In today’s post, we will identify the cause and then provide the possible resolution to the issue of why changes to calendar date in BIOS are not reflected in Windows 10. BIOS (Basic Input Output system) is the program a personal computer’s microprocessor uses to get the computer system started after you turn it on. It also manages data flow between the computer’s operating system and attached devices such as the hard disk, video adapter, keyboard, mouse and printer.
BIOS is an integral part of your computer and is a program that is made accessible to the microprocessor on an Erasable Programmable Read-only Memory (EPROM) chip. When you turn on your computer, the microprocessor passes control to the BIOS program, which is always located at the same place on EPROM.
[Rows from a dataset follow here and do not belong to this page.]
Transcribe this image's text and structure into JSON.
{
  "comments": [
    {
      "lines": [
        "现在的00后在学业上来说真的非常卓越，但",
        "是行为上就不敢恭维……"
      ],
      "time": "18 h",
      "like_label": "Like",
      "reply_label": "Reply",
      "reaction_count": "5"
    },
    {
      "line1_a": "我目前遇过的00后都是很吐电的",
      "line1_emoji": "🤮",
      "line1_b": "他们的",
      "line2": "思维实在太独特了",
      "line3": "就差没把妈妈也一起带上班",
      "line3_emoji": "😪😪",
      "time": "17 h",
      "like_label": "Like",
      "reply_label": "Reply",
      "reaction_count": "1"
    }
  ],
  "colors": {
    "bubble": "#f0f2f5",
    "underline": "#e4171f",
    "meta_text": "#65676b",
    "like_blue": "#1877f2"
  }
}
When BIOS boots up (starts up) your computer, it first determines whether all of the attachments are in place and operational and then it loads the operating system (or key parts of it) into your computer’s random access memory (RAM) from your hard disk or diskette drive.
Changing the Calendar date in BIOS is not reflected
You’ll encounter this issue based on the following scenario:
- In the computer BIOS, you change the calendar date to a value that is earlier than the date that Windows shows.
- You save the change, and you restart Windows.
In this scenario, the Windows date setting does not reflect the change that you made to the calendar date in the BIOS.
According to Microsoft, this behavior is by design. Windows considers the fact that time does not travel backward. Also, the BIOS on a laptop or notebook device may report a date that is earlier than the Windows date if the battery is failing or dead. In such cases, the BIOS date and time are not reliable.
Additionally, this behavior does not affect changes to the calendar date in the BIOS if the new date is later than the date that Windows reports.
To resolve this issue, if you have to change the calendar date on your computer, use the Windows Settings to make the change instead of changing the date in the BIOS. This change will be reflected across multiple restarts.
Hope you find the information in this post useful!